There is the usual nonsense and larrikinism about socialist coffers and that we are not following the previous policy of having a strong decentralised service. This simply is not true. The overall staffing of the Service has remained pretty consistent. There has actually been a reduction of seven staff since January 1983. With respect to the central office people complaining about the previous system, the reason why we ran into so much trouble was that it was understaffed centrally. We had a system on the cheap and that is how we got into so much trouble. Since the Australian Labor Party has been in government the number of people at central office has increased from 94 to 117, but 25 of them are on short term transfer from regional offices, and back to the regional offices they will go. So all this talk about no decentralised system is nonsense-that is all I can say.

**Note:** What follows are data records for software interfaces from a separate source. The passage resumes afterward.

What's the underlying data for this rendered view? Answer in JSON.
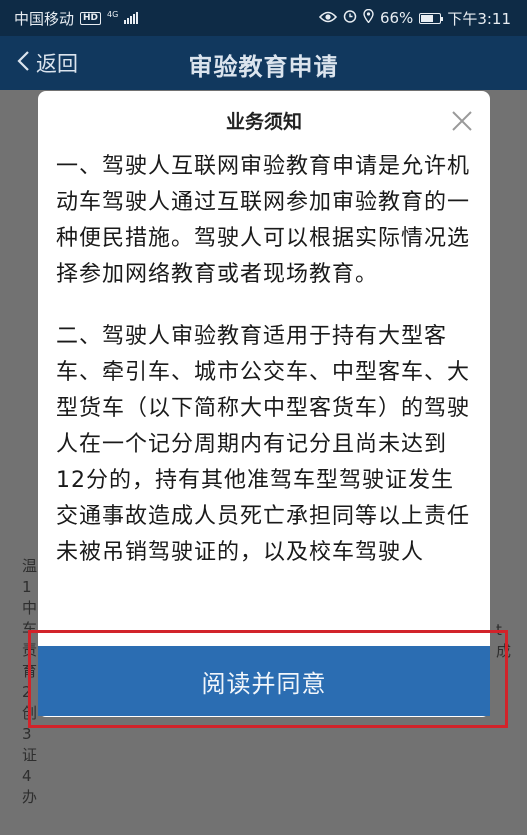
{
  "status_bar": {
    "carrier": "中国移动",
    "hd": "HD",
    "network": "4G",
    "battery": "66%",
    "battery_level": 0.66,
    "time": "下午3:11"
  },
  "nav": {
    "back_label": "返回",
    "title": "审验教育申请"
  },
  "background_text": {
    "left_lines": "温 1 中 车 责 育 2 创 3 证 4 办",
    "right_lines": "t 成"
  },
  "modal": {
    "title": "业务须知",
    "paragraphs": [
      "一、驾驶人互联网审验教育申请是允许机动车驾驶人通过互联网参加审验教育的一种便民措施。驾驶人可以根据实际情况选择参加网络教育或者现场教育。",
      "二、驾驶人审验教育适用于持有大型客车、牵引车、城市公交车、中型客车、大型货车（以下简称大中型客货车）的驾驶人在一个记分周期内有记分且尚未达到12分的，持有其他准驾车型驾驶证发生交通事故造成人员死亡承担同等以上责任未被吊销驾驶证的，以及校车驾驶人"
    ],
    "agree_label": "阅读并同意"
  },
  "colors": {
    "status_bar": "#0e2b46",
    "nav_bar": "#11385e",
    "agree_button": "#2b6db2",
    "highlight": "#d2232a",
    "overlay": "#727272"
  }
}
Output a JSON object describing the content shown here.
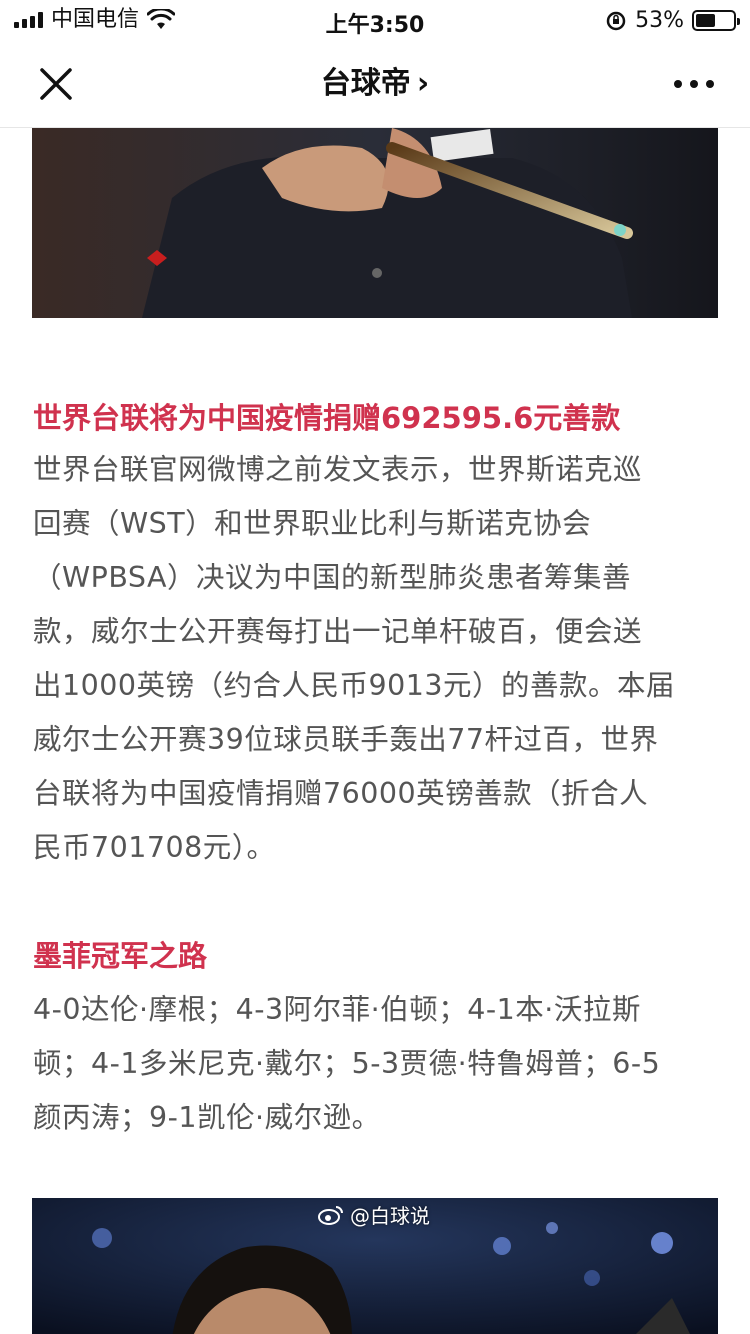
{
  "status_bar": {
    "carrier": "中国电信",
    "time": "上午3:50",
    "battery_percent": "53%",
    "battery_level": 0.53
  },
  "nav": {
    "title": "台球帝",
    "chevron": "›"
  },
  "article": {
    "section1": {
      "heading": "世界台联将为中国疫情捐赠692595.6元善款",
      "lines": [
        "世界台联官网微博之前发文表示，世界斯诺克巡",
        "回赛（WST）和世界职业比利与斯诺克协会",
        "（WPBSA）决议为中国的新型肺炎患者筹集善",
        "款，威尔士公开赛每打出一记单杆破百，便会送",
        "出1000英镑（约合人民币9013元）的善款。本届",
        "威尔士公开赛39位球员联手轰出77杆过百，世界",
        "台联将为中国疫情捐赠76000英镑善款（折合人",
        "民币701708元）。"
      ]
    },
    "section2": {
      "heading": "墨菲冠军之路",
      "lines": [
        "4-0达伦·摩根；4-3阿尔菲·伯顿；4-1本·沃拉斯",
        "顿；4-1多米尼克·戴尔；5-3贾德·特鲁姆普；6-5",
        "颜丙涛；9-1凯伦·威尔逊。"
      ]
    },
    "watermark": "@白球说"
  },
  "colors": {
    "heading": "#d0324e",
    "body_text": "#555555"
  },
  "icons": {
    "close": "close-icon",
    "more": "more-icon",
    "weibo": "weibo-icon"
  }
}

We had a service before. It was on the cheap and that is why we ran into so much trouble. The work that is being undertaken in Canberra at present-that is work following on from that begun by Peter Nixon-is very complicated. Six consultancies are involved. I could give a few examples: There is a comprehensive review of inspection standards and practices for all products including meat to increase productivity; there is development of a common Australian construction and equipment code; there is development and implementation of objective product description; there are the negotiations with the States and the Northern Territory on the single inspection service; there is the development and implementation of a compliance and integrity program; there are the ongoing reviews in consultation with industry on charging methods; there is the application of modern computer technology to manpower planning and security; we are developing a new system of halal slaughter; and we are developing management programs relating to training, industrial relations and development of responsibility to the regions; and we are preparing new legislation accompanying ministerial orders.

We are engaged in a very complex task. We fundamentally believe that is should be a decentralised service, decentralised to the regional offices in the States. We are continuing with that principle because it is a good one and a strong one. The real test of the Export Inspection Service will be when we can get people at the work place in the abattoirs taking decisions that accord entirely with professional standards and those that will guarantee the integrity of our products on overseas markets. To get 2,000 or 3,000 people into place doing that sort of thing is a massive task. The previous inspection service was on the cheap. We are in the business of fixing it up. Finally, in rejecting the amendment of the opportunistic Opposition, I mention one of the statements made by the honourable member for Darling Downs, that is, his statement that the Government does not like the wives and families of farmers. That is typical of the inane sort of nonsense we have come to expect from the honourable member.